When it comes to football, a slot receiver is one of the most important pieces in an offense. These players allow an offense to take advantage of their speed with the ability to run both inside and outside routes. They’re also capable of running short to intermediate routes on the route tree, such as slants or quick outs. This allows them to stretch defenses vertically, while still being able to play the press.

The slot receiver is becoming more important to offenses, as teams are looking for ways to increase their offensive production. These players are smaller receivers who can run shorter routes than boundary receivers and are capable of gaining yards after the catch. With these receivers emerging, defenses are forced to make adjustments and add more cover corners to their rosters. These cornerbacks will help defend the slot and off-man while keeping an eye on the receiver in the middle of the field.

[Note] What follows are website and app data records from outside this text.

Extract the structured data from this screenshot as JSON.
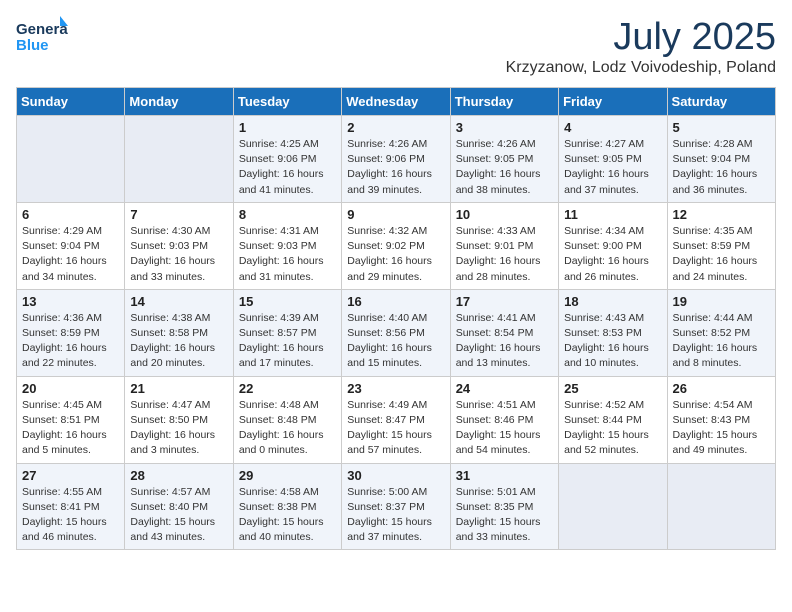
{
  "header": {
    "logo_general": "General",
    "logo_blue": "Blue",
    "month": "July 2025",
    "location": "Krzyzanow, Lodz Voivodeship, Poland"
  },
  "weekdays": [
    "Sunday",
    "Monday",
    "Tuesday",
    "Wednesday",
    "Thursday",
    "Friday",
    "Saturday"
  ],
  "weeks": [
    [
      {
        "day": "",
        "info": ""
      },
      {
        "day": "",
        "info": ""
      },
      {
        "day": "1",
        "info": "Sunrise: 4:25 AM\nSunset: 9:06 PM\nDaylight: 16 hours and 41 minutes."
      },
      {
        "day": "2",
        "info": "Sunrise: 4:26 AM\nSunset: 9:06 PM\nDaylight: 16 hours and 39 minutes."
      },
      {
        "day": "3",
        "info": "Sunrise: 4:26 AM\nSunset: 9:05 PM\nDaylight: 16 hours and 38 minutes."
      },
      {
        "day": "4",
        "info": "Sunrise: 4:27 AM\nSunset: 9:05 PM\nDaylight: 16 hours and 37 minutes."
      },
      {
        "day": "5",
        "info": "Sunrise: 4:28 AM\nSunset: 9:04 PM\nDaylight: 16 hours and 36 minutes."
      }
    ],
    [
      {
        "day": "6",
        "info": "Sunrise: 4:29 AM\nSunset: 9:04 PM\nDaylight: 16 hours and 34 minutes."
      },
      {
        "day": "7",
        "info": "Sunrise: 4:30 AM\nSunset: 9:03 PM\nDaylight: 16 hours and 33 minutes."
      },
      {
        "day": "8",
        "info": "Sunrise: 4:31 AM\nSunset: 9:03 PM\nDaylight: 16 hours and 31 minutes."
      },
      {
        "day": "9",
        "info": "Sunrise: 4:32 AM\nSunset: 9:02 PM\nDaylight: 16 hours and 29 minutes."
      },
      {
        "day": "10",
        "info": "Sunrise: 4:33 AM\nSunset: 9:01 PM\nDaylight: 16 hours and 28 minutes."
      },
      {
        "day": "11",
        "info": "Sunrise: 4:34 AM\nSunset: 9:00 PM\nDaylight: 16 hours and 26 minutes."
      },
      {
        "day": "12",
        "info": "Sunrise: 4:35 AM\nSunset: 8:59 PM\nDaylight: 16 hours and 24 minutes."
      }
    ],
    [
      {
        "day": "13",
        "info": "Sunrise: 4:36 AM\nSunset: 8:59 PM\nDaylight: 16 hours and 22 minutes."
      },
      {
        "day": "14",
        "info": "Sunrise: 4:38 AM\nSunset: 8:58 PM\nDaylight: 16 hours and 20 minutes."
      },
      {
        "day": "15",
        "info": "Sunrise: 4:39 AM\nSunset: 8:57 PM\nDaylight: 16 hours and 17 minutes."
      },
      {
        "day": "16",
        "info": "Sunrise: 4:40 AM\nSunset: 8:56 PM\nDaylight: 16 hours and 15 minutes."
      },
      {
        "day": "17",
        "info": "Sunrise: 4:41 AM\nSunset: 8:54 PM\nDaylight: 16 hours and 13 minutes."
      },
      {
        "day": "18",
        "info": "Sunrise: 4:43 AM\nSunset: 8:53 PM\nDaylight: 16 hours and 10 minutes."
      },
      {
        "day": "19",
        "info": "Sunrise: 4:44 AM\nSunset: 8:52 PM\nDaylight: 16 hours and 8 minutes."
      }
    ],
    [
      {
        "day": "20",
        "info": "Sunrise: 4:45 AM\nSunset: 8:51 PM\nDaylight: 16 hours and 5 minutes."
      },
      {
        "day": "21",
        "info": "Sunrise: 4:47 AM\nSunset: 8:50 PM\nDaylight: 16 hours and 3 minutes."
      },
      {
        "day": "22",
        "info": "Sunrise: 4:48 AM\nSunset: 8:48 PM\nDaylight: 16 hours and 0 minutes."
      },
      {
        "day": "23",
        "info": "Sunrise: 4:49 AM\nSunset: 8:47 PM\nDaylight: 15 hours and 57 minutes."
      },
      {
        "day": "24",
        "info": "Sunrise: 4:51 AM\nSunset: 8:46 PM\nDaylight: 15 hours and 54 minutes."
      },
      {
        "day": "25",
        "info": "Sunrise: 4:52 AM\nSunset: 8:44 PM\nDaylight: 15 hours and 52 minutes."
      },
      {
        "day": "26",
        "info": "Sunrise: 4:54 AM\nSunset: 8:43 PM\nDaylight: 15 hours and 49 minutes."
      }
    ],
    [
      {
        "day": "27",
        "info": "Sunrise: 4:55 AM\nSunset: 8:41 PM\nDaylight: 15 hours and 46 minutes."
      },
      {
        "day": "28",
        "info": "Sunrise: 4:57 AM\nSunset: 8:40 PM\nDaylight: 15 hours and 43 minutes."
      },
      {
        "day": "29",
        "info": "Sunrise: 4:58 AM\nSunset: 8:38 PM\nDaylight: 15 hours and 40 minutes."
      },
      {
        "day": "30",
        "info": "Sunrise: 5:00 AM\nSunset: 8:37 PM\nDaylight: 15 hours and 37 minutes."
      },
      {
        "day": "31",
        "info": "Sunrise: 5:01 AM\nSunset: 8:35 PM\nDaylight: 15 hours and 33 minutes."
      },
      {
        "day": "",
        "info": ""
      },
      {
        "day": "",
        "info": ""
      }
    ]
  ]
}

A slot is a narrow notch, groove, or opening, such as a keyway in a piece of machinery or a slit for a coin in a vending machine. It can also refer to a position in a series or sequence, such as a time slot for an appointment. Other meanings include the amount of space in a vehicle’s luggage compartment, or the amount of airspace allocated to a certain route.

In a slot machine, a pay table is displayed on the machine’s face, or in the case of video slots, on a screen. The table shows the number of credits a player will receive if particular symbols line up on the payline of the machine. It also explains the rules of the game, such as whether or not the machine pays out progressive jackpots. In addition to the pay table, modern slot machines often have a “credit meter” that displays the current balance of the machine. This display is typically a seven-segment digital display, although some have a more stylized text that suits the machine’s theme.

A slot can also refer to an expansion port on a computer motherboard. These ports usually have 16 to 64 closely-spaced holes that are designed to accommodate plug-in circuitry cards, such as an ISA or PCI card, which provide specialized functionality not built into the main board of the computer. Most desktop computers come with a set of expansion slots as standard equipment.